LeBron James isn't saying when or if he plans to get the COVID-19 vaccine

Los Angeles Lakers forward LeBron James (23) in the first half of an NBA basketball game Sunday.

NBA commissioner Adam Silver has long said that players in his league would not jump the line to get vaccinated for COVID-19. The bigger problem might be getting stars into line.

Lakers star LeBron James was asked Sunday morning if he planned to get vaccinated “as soon as it’s available” and if he would advise other players to do so.

“That’s a conversation that my family and I will have,” James said. “Pretty much keep that to a private thing.”

His sentiment is not unique. Asked the same question by the same reporter, Brooklyn’s James Harden said he’s still thinking about whether to get vaccinated. Utah's Donovan Mitchell, who had the virus last March, said he was undecided while he was trying to learn as much as possible about the vaccines.

According to the latest data from the CDC, 7% of vaccine recipients have been Black — although U.S. Census data show Black people make up an estimated 13.4% of the population. Distrust as a consequence of events such as the Tuskegee experiments and inequitable access to vaccines are viewed as contributing factors in the disparity.

“We had a Zoom call with a few doctors talking about the vaccine. And, you know, obviously, in the African American community, there's always a lot of skepticism … because the history of medicine and use with African Americans,” Lakers forward Kyle Kuzma said last week. “So, obviously, we have that there, but at the same time, I think, what you don't know, you don't know. So, obviously, over the past couple of weeks with the vaccine, there's been good feedback and positive reports on it. So, with the science there, you know, you have to take a look at it.”

Silver said the NBA didn't have plans to make vaccinations mandatory.

“In terms of the education efforts, those are ongoing,” Silver said Saturday. “I think ultimately these are personal decisions that players need to make, just like everyone in our communities need to make. We see our role, together with the Players Assn., [as] providing them with the best possible information and also encouraging them to seek out information on their own. They have personal physicians, others they may rely on.”

Players who have been vaccinated may be able to avoid missed games related to contact tracing while enjoying “some real advantages and benefits” if vaccinated.

“We'll make additional progress if players get vaccinated, but it certainly doesn't require that they all get vaccinated,” Silver said.

“I also anticipate — we're seeing this now both, I think, in actual numbers of people getting vaccinated in the United States, and opinion polls — that people are becoming more willing to get vaccinated.
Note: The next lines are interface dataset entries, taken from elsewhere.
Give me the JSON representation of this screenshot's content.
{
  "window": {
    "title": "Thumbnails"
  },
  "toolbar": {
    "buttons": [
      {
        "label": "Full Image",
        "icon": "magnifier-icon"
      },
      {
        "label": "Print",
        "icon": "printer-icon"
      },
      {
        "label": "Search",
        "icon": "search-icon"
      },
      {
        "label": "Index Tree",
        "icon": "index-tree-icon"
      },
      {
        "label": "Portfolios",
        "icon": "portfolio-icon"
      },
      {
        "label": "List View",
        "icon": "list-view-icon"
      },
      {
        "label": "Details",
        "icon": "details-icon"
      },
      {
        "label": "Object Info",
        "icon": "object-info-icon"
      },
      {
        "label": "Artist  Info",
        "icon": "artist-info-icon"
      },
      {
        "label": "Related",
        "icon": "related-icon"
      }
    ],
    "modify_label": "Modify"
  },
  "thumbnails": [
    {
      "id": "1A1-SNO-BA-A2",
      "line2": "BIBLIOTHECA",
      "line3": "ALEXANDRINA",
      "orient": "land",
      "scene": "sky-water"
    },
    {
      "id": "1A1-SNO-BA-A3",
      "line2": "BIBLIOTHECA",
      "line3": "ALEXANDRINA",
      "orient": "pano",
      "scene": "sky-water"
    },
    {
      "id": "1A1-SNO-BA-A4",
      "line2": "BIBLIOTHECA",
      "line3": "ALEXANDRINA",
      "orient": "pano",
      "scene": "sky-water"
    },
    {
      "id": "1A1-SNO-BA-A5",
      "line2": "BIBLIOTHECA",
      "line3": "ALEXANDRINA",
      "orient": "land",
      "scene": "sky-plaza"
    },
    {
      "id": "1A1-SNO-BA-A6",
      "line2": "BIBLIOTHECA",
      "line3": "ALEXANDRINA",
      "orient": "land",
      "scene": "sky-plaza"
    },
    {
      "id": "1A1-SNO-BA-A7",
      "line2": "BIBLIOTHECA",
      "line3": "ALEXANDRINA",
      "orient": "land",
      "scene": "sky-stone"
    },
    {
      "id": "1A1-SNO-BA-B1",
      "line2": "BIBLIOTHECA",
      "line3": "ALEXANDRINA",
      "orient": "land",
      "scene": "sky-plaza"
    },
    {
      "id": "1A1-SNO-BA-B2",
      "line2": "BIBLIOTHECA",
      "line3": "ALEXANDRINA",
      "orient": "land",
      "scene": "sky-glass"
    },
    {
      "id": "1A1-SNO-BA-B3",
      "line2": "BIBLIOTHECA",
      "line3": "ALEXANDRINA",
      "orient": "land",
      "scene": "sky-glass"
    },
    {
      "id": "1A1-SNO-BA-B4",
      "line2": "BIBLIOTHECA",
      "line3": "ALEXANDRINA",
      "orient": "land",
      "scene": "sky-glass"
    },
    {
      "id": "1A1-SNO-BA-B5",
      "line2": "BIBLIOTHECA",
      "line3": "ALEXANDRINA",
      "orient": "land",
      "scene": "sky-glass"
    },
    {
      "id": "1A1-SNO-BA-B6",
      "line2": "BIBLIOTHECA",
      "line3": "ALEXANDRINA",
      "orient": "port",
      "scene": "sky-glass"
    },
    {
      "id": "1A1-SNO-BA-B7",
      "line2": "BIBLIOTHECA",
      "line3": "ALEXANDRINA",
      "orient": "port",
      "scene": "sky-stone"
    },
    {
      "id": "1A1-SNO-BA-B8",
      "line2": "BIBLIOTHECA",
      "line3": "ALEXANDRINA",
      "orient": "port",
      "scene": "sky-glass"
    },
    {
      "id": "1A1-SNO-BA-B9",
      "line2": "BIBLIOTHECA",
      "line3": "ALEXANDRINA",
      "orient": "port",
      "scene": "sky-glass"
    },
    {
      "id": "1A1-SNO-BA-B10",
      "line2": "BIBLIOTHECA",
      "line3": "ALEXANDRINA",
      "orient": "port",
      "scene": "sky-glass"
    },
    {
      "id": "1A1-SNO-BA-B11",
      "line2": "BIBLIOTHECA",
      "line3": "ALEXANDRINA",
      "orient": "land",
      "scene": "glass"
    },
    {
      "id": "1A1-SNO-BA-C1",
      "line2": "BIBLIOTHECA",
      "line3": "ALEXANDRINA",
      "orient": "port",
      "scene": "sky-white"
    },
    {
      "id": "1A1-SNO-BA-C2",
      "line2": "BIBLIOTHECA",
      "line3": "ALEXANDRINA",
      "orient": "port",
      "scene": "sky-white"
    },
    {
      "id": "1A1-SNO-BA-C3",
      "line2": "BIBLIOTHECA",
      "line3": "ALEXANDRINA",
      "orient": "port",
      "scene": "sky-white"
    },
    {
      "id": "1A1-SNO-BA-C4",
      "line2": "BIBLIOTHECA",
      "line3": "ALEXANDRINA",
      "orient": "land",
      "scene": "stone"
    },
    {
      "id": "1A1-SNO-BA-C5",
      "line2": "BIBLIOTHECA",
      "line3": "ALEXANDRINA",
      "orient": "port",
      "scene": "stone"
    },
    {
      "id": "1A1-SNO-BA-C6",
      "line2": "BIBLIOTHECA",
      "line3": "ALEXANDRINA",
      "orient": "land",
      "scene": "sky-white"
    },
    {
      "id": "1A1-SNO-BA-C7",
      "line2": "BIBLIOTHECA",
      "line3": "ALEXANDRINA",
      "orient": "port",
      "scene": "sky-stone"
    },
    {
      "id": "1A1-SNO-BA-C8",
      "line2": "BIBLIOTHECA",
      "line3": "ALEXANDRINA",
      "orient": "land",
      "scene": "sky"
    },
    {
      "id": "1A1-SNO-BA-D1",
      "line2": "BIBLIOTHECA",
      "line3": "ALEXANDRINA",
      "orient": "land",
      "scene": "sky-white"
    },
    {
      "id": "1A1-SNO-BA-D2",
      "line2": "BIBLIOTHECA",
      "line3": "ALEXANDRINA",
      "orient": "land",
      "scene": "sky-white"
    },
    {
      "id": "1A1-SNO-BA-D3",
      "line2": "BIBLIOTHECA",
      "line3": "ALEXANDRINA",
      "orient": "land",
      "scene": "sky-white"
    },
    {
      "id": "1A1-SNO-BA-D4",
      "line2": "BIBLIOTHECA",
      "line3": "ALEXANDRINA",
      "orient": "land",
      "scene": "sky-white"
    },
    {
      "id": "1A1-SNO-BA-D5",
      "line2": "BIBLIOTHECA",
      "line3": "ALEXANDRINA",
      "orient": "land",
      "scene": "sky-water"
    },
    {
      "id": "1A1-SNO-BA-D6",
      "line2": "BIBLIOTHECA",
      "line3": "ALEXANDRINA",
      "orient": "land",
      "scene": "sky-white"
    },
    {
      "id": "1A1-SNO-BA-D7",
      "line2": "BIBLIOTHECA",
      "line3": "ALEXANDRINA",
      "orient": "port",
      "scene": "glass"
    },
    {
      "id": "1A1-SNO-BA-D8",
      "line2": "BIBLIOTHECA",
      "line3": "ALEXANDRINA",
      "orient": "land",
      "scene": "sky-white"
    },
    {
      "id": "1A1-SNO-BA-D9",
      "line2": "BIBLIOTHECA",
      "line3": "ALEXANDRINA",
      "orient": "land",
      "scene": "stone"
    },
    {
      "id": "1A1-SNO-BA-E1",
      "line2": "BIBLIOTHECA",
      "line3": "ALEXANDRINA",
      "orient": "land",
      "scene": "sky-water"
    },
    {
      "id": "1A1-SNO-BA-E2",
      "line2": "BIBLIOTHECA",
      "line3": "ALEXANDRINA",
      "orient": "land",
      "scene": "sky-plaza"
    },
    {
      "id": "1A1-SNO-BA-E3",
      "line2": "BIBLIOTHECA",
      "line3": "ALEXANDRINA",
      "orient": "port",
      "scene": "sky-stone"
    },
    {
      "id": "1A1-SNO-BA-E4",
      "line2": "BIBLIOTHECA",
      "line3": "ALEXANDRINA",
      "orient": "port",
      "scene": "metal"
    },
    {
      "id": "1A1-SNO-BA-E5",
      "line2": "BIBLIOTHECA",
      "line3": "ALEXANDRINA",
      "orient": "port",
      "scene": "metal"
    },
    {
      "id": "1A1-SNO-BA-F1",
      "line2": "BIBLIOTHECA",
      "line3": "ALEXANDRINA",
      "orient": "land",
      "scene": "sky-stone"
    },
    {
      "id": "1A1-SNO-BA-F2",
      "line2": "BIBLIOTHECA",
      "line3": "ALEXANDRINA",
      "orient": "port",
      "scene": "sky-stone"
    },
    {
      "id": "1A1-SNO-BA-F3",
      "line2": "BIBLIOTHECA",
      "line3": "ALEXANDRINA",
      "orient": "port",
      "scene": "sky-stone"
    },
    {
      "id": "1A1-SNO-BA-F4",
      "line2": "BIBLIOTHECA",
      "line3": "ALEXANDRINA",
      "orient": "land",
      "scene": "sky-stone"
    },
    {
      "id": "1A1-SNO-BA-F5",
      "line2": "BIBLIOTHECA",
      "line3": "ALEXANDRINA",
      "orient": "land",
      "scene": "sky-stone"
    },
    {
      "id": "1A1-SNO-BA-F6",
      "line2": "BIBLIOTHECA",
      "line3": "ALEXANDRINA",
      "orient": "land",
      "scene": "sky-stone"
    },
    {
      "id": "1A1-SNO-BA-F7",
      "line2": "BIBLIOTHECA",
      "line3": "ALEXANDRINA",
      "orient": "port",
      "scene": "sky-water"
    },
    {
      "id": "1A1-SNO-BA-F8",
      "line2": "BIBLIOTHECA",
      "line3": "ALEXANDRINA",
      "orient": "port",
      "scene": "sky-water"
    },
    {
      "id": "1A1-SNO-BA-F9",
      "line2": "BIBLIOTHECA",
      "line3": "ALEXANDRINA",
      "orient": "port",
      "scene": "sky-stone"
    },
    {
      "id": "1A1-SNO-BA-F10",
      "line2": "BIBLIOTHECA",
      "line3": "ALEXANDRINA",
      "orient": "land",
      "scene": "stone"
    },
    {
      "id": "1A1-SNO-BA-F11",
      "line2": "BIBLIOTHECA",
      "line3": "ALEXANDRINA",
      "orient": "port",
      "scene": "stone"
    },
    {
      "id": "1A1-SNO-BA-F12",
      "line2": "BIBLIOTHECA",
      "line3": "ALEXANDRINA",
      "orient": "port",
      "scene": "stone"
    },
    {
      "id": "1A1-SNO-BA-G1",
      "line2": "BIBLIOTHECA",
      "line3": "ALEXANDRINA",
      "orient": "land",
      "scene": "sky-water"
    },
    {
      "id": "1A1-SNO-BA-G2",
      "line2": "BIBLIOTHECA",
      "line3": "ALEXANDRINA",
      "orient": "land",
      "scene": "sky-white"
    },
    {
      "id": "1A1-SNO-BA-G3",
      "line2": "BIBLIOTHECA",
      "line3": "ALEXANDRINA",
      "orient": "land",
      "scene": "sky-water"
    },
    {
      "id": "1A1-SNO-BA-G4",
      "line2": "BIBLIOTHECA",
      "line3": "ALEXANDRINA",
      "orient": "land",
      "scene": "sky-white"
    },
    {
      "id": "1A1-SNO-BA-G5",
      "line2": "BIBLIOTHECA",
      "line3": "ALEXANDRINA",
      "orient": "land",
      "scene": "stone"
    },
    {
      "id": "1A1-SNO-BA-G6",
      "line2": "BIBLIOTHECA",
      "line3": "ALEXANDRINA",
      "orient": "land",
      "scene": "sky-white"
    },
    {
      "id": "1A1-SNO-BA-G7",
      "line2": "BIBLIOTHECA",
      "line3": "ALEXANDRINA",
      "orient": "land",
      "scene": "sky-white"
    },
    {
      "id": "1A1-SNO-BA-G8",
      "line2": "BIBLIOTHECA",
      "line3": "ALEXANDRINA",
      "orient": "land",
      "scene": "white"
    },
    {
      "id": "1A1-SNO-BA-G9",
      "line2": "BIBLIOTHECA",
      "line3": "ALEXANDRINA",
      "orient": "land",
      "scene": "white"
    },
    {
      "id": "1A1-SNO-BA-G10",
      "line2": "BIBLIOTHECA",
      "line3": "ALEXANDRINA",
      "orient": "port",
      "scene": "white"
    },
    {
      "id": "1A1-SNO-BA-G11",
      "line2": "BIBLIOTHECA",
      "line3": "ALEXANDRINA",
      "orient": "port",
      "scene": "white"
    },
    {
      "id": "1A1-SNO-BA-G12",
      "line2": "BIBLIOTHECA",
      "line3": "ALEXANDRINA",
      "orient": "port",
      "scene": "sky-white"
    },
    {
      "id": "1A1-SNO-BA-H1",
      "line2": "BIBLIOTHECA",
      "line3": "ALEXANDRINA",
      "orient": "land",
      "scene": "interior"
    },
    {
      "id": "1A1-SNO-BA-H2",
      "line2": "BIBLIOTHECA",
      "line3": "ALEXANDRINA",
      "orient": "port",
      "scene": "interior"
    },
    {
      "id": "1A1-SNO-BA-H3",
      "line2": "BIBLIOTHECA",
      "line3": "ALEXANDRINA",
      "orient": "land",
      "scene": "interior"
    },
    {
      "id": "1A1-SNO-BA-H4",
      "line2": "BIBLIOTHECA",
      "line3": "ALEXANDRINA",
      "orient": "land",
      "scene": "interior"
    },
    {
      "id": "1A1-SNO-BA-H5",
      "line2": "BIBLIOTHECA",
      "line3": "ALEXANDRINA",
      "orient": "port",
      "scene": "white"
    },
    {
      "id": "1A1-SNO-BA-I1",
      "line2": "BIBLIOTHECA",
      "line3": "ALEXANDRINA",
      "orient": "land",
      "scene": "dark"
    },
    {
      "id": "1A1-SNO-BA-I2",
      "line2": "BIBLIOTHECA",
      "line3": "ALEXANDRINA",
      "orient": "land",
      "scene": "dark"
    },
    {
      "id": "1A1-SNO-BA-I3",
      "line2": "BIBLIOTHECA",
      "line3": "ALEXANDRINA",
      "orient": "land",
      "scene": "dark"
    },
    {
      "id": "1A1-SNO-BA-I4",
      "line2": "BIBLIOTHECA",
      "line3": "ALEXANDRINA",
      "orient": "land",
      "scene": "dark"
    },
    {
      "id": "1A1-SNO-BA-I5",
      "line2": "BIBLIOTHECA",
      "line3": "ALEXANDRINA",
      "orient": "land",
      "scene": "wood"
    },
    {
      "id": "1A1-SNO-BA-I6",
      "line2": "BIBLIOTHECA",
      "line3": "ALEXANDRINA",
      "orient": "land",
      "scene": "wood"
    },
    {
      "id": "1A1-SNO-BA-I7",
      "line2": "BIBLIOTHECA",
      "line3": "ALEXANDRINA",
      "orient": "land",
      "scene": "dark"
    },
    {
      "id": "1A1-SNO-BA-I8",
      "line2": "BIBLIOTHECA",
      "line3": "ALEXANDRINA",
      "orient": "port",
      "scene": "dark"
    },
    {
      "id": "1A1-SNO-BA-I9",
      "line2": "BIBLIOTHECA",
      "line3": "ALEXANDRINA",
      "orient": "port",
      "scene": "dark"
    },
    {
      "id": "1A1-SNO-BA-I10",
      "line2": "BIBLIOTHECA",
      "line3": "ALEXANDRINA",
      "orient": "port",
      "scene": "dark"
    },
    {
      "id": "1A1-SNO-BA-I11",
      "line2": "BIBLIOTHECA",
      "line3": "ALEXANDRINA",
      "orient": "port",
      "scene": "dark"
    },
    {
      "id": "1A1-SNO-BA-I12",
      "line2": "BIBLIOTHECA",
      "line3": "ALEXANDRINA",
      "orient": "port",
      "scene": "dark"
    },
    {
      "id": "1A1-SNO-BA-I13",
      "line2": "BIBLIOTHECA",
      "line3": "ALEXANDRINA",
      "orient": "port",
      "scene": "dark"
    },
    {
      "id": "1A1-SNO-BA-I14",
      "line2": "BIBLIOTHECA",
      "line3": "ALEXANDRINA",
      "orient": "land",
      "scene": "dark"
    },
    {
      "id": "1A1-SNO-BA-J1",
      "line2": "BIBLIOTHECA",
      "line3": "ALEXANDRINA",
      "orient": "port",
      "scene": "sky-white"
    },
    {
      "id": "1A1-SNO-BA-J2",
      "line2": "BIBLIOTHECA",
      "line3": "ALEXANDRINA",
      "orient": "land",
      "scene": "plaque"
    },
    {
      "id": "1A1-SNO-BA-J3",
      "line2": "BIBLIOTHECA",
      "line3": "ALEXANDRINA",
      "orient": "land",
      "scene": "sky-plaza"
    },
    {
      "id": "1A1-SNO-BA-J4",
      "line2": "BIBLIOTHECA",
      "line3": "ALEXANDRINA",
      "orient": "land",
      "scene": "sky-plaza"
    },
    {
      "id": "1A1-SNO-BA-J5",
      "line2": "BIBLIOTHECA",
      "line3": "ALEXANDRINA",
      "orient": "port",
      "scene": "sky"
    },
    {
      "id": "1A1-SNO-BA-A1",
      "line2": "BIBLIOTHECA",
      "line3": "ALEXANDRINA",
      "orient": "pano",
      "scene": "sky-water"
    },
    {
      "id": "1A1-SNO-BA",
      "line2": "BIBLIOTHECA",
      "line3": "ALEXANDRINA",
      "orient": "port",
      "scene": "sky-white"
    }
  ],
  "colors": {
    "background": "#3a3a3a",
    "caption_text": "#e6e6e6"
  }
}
To those who have been hesitaters, I think as tens of millions of people now in the United States have gotten the vaccine that people are seeing, at least in the short term, what the impact is, and they're hearing about how incredibly effective these vaccines are.

“My hunch is," Silver added, "that most players ultimately will choose to get vaccinated. It's a personal decision, but I think especially … when they see the alternative.”

The NBA has been an advocate for vaccinations, though. NBA legends such as Bill Russell, Kareem Abdul-Jabbar and Julius Erving have participated in public service announcements showing them receiving their vaccination shots.

Current NBA players, though, have mixed feelings.

“No one going to rush when [you’re] healthy and young without enough research,” Lakers veteran Jared Dudley tweeted on Sunday about getting the vaccine.

The Lakers have had their season disrupted by the virus with guards Alex Caruso and Dennis Schroder missing extended time because of contact tracing. Center Marc Gasol is currently in the league’s health and safety protocols, an action spurred by a player's positive test or confirmed exposure to someone who has tested positive.

“I think it's all luck, man,” James said of contracting the virus. “I can't sit here and tell you I'm an expert on this whole thing. It's just luck. You have no idea how you can contract it or how you can get it. We know the cases, we know the studies, we hear the doctors and the things of that nature, and I've just tried to follow protocol as much as it’s been laid out to us.

“I go to the facility. And I go home. And I go to the arena. And I go home.”

This story originally appeared in Los Angeles Times.